A central aim of this seminar is to reveal the plurality of ways landscapes are shaped across the African continent and how they help mitigate the impacts of changing climates and social injustice now and in the future. Africa is a continent rich in landscape projects and practices but only eight out of fifty-four African nations have professional associations of landscape architects. The course is framed around three central questions: 1.) How is landscape architecture currently practiced in African countries? (2.) What lessons can we learn from landscape practices in various African societies that can help mitigate the impacts of climate change and social inequities? (3.) As landscape architecture unfolds across the continent in the next 50–200 years, how can it continue assert its agency in the fight against changing climates and social inequity and claim a central space in the shaping of African cities of the future? Each week we will focus on a different country including South Africa, Botswana, Tanzania, Rwanda, Kenya, Ethiopia, Egypt, Tunisia, Morocco, Côte d’Ivoire, Ghana, and Nigeria.

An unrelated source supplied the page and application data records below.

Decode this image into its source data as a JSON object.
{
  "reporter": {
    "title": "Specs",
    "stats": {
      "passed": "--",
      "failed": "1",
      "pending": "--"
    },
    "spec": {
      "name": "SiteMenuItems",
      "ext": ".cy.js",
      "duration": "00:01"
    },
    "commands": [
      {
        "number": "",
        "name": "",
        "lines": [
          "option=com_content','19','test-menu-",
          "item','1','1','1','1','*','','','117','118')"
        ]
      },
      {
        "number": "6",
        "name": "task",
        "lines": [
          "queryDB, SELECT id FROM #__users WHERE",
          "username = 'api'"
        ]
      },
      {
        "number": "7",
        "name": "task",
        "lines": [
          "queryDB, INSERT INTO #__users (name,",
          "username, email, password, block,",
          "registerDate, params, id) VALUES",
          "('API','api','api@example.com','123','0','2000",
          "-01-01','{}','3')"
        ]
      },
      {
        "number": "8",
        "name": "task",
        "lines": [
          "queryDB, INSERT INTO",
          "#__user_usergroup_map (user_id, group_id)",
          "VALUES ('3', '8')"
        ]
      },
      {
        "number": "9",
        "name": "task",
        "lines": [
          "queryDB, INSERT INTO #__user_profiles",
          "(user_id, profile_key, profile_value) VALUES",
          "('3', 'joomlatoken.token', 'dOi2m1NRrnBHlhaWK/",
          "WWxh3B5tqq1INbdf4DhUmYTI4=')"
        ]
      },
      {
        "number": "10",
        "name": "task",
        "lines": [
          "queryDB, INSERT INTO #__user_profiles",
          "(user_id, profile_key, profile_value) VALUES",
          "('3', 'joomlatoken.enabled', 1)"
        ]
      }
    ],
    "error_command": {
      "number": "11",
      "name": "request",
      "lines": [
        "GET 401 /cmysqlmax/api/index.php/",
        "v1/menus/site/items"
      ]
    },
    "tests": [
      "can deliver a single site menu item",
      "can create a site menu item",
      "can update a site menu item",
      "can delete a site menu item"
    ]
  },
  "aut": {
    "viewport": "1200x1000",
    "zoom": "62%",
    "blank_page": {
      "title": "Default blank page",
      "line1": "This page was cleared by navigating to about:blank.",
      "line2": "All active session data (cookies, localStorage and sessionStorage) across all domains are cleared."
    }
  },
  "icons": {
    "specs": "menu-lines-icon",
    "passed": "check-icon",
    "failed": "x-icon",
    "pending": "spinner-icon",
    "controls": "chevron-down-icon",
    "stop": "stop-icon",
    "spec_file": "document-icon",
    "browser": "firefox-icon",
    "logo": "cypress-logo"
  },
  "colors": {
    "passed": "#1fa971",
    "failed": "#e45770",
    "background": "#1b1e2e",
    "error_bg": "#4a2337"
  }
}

In collaboration with several landscape architecture university programs across Africa and including practitioners and academics from across the continent, this seminar will explore what it means to practice and teach landscape architecture in societies in which the profession is nascent or non-existent and speculate on the future of the shaping of landscapes in the Global South.
This GSD course is jointly listed with FAS as AFRAMER 143Y.